The problem
Word for word, retype each record shown below.

Data for the task

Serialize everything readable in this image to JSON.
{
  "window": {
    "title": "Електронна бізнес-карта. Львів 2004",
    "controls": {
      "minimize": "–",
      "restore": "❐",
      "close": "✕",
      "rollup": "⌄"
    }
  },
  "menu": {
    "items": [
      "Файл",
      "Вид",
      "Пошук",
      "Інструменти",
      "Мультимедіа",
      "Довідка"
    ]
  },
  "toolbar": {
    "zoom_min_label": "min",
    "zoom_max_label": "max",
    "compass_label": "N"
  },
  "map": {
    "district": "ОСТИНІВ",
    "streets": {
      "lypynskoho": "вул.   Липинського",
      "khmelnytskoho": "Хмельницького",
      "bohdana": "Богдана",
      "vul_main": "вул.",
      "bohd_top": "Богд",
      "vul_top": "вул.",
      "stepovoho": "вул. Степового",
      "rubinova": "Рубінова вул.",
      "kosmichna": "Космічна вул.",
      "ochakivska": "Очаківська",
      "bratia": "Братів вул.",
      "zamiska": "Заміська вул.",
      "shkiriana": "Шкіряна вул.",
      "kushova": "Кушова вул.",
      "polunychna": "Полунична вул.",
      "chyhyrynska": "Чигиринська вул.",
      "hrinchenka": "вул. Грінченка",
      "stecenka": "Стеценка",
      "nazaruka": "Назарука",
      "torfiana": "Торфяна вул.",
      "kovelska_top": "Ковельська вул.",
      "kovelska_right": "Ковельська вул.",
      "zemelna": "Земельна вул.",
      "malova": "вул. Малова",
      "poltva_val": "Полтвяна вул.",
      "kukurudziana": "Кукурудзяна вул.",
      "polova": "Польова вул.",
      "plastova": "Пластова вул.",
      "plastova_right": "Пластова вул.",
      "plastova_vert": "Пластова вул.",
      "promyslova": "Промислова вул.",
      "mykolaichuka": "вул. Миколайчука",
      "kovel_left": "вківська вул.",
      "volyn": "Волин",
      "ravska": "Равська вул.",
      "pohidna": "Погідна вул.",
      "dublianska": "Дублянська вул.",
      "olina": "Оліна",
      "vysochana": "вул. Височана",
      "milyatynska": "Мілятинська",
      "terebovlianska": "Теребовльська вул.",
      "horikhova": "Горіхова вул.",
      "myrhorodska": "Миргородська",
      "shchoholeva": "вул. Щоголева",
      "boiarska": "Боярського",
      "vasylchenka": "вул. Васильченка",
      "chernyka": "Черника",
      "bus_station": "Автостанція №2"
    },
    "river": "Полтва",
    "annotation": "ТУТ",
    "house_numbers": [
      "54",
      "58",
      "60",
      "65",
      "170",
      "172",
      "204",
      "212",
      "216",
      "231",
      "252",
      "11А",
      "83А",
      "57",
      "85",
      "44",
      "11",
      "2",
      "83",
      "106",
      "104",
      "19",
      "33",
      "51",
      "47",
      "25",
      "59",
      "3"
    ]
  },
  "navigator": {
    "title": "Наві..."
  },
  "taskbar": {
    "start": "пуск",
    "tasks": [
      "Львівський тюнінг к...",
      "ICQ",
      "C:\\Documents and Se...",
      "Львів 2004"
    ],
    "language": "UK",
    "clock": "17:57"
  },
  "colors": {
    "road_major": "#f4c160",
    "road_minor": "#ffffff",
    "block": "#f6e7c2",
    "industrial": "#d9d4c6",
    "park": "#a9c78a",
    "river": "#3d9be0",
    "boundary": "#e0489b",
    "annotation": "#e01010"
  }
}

Exercise result
Serialize everything readable in this image to JSON.
{
  "window": {
    "title": "Електронна бізнес-карта. Львів 2004",
    "controls": {
      "minimize": "–",
      "restore": "❐",
      "close": "✕",
      "rollup": "⌄"
    }
  },
  "menu": {
    "items": [
      "Файл",
      "Вид",
      "Пошук",
      "Інструменти",
      "Мультимедіа",
      "Довідка"
    ]
  },
  "toolbar": {
    "zoom_min_label": "min",
    "zoom_max_label": "max",
    "compass_label": "N"
  },
  "map": {
    "district": "ОСТИНІВ",
    "streets": {
      "lypynskoho": "вул.   Липинського",
      "khmelnytskoho": "Хмельницького",
      "bohdana": "Богдана",
      "vul_main": "вул.",
      "bohd_top": "Богд",
      "vul_top": "вул.",
      "stepovoho": "вул. Степового",
      "rubinova": "Рубінова вул.",
      "kosmichna": "Космічна вул.",
      "ochakivska": "Очаківська",
      "bratia": "Братів вул.",
      "zamiska": "Заміська вул.",
      "shkiriana": "Шкіряна вул.",
      "kushova": "Кушова вул.",
      "polunychna": "Полунична вул.",
      "chyhyrynska": "Чигиринська вул.",
      "hrinchenka": "вул. Грінченка",
      "stecenka": "Стеценка",
      "nazaruka": "Назарука",
      "torfiana": "Торфяна вул.",
      "kovelska_top": "Ковельська вул.",
      "kovelska_right": "Ковельська вул.",
      "zemelna": "Земельна вул.",
      "malova": "вул. Малова",
      "poltva_val": "Полтвяна вул.",
      "kukurudziana": "Кукурудзяна вул.",
      "polova": "Польова вул.",
      "plastova": "Пластова вул.",
      "plastova_right": "Пластова вул.",
      "plastova_vert": "Пластова вул.",
      "promyslova": "Промислова вул.",
      "mykolaichuka": "вул. Миколайчука",
      "kovel_left": "вківська вул.",
      "volyn": "Волин",
      "ravska": "Равська вул.",
      "pohidna": "Погідна вул.",
      "dublianska": "Дублянська вул.",
      "olina": "Оліна",
      "vysochana": "вул. Височана",
      "milyatynska": "Мілятинська",
      "terebovlianska": "Теребовльська вул.",
      "horikhova": "Горіхова вул.",
      "myrhorodska": "Миргородська",
      "shchoholeva": "вул. Щоголева",
      "boiarska": "Боярського",
      "vasylchenka": "вул. Васильченка",
      "chernyka": "Черника",
      "bus_station": "Автостанція №2"
    },
    "river": "Полтва",
    "annotation": "ТУТ",
    "house_numbers": [
      "54",
      "58",
      "60",
      "65",
      "170",
      "172",
      "204",
      "212",
      "216",
      "231",
      "252",
      "11А",
      "83А",
      "57",
      "85",
      "44",
      "11",
      "2",
      "83",
      "106",
      "104",
      "19",
      "33",
      "51",
      "47",
      "25",
      "59",
      "3"
    ]
  },
  "navigator": {
    "title": "Наві..."
  },
  "taskbar": {
    "start": "пуск",
    "tasks": [
      "Львівський тюнінг к...",
      "ICQ",
      "C:\\Documents and Se...",
      "Львів 2004"
    ],
    "language": "UK",
    "clock": "17:57"
  },
  "colors": {
    "road_major": "#f4c160",
    "road_minor": "#ffffff",
    "block": "#f6e7c2",
    "industrial": "#d9d4c6",
    "park": "#a9c78a",
    "river": "#3d9be0",
    "boundary": "#e0489b",
    "annotation": "#e01010"
  }
}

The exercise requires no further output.